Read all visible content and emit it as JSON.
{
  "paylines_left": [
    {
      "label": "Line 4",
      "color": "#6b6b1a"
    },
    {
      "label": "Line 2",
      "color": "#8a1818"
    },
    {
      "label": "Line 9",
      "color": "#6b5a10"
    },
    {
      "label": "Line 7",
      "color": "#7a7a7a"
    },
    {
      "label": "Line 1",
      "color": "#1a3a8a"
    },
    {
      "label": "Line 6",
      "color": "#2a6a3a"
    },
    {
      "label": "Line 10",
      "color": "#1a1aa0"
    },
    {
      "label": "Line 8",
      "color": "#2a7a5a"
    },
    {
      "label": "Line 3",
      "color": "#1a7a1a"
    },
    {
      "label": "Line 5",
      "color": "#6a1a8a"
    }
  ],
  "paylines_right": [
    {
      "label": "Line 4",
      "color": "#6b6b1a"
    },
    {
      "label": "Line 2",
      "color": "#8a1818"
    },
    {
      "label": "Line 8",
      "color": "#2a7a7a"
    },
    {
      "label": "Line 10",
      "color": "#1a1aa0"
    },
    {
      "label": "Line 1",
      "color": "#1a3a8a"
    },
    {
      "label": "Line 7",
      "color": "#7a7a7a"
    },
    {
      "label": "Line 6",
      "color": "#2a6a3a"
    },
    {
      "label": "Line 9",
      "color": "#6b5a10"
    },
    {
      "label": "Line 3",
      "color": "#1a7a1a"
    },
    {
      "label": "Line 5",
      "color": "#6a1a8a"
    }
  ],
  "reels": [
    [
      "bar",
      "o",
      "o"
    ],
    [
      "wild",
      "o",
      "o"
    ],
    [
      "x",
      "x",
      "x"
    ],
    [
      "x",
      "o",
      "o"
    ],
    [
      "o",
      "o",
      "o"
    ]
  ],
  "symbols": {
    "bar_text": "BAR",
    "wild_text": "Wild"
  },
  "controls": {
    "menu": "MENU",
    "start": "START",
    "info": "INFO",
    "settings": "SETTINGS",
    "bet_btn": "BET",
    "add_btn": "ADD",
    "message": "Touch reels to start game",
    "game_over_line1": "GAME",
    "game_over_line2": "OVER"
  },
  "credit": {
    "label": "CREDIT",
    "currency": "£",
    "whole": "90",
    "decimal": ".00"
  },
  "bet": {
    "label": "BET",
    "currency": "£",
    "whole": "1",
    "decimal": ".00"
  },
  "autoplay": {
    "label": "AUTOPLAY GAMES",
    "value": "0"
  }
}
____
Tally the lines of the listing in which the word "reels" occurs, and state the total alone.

● **Task answer**
2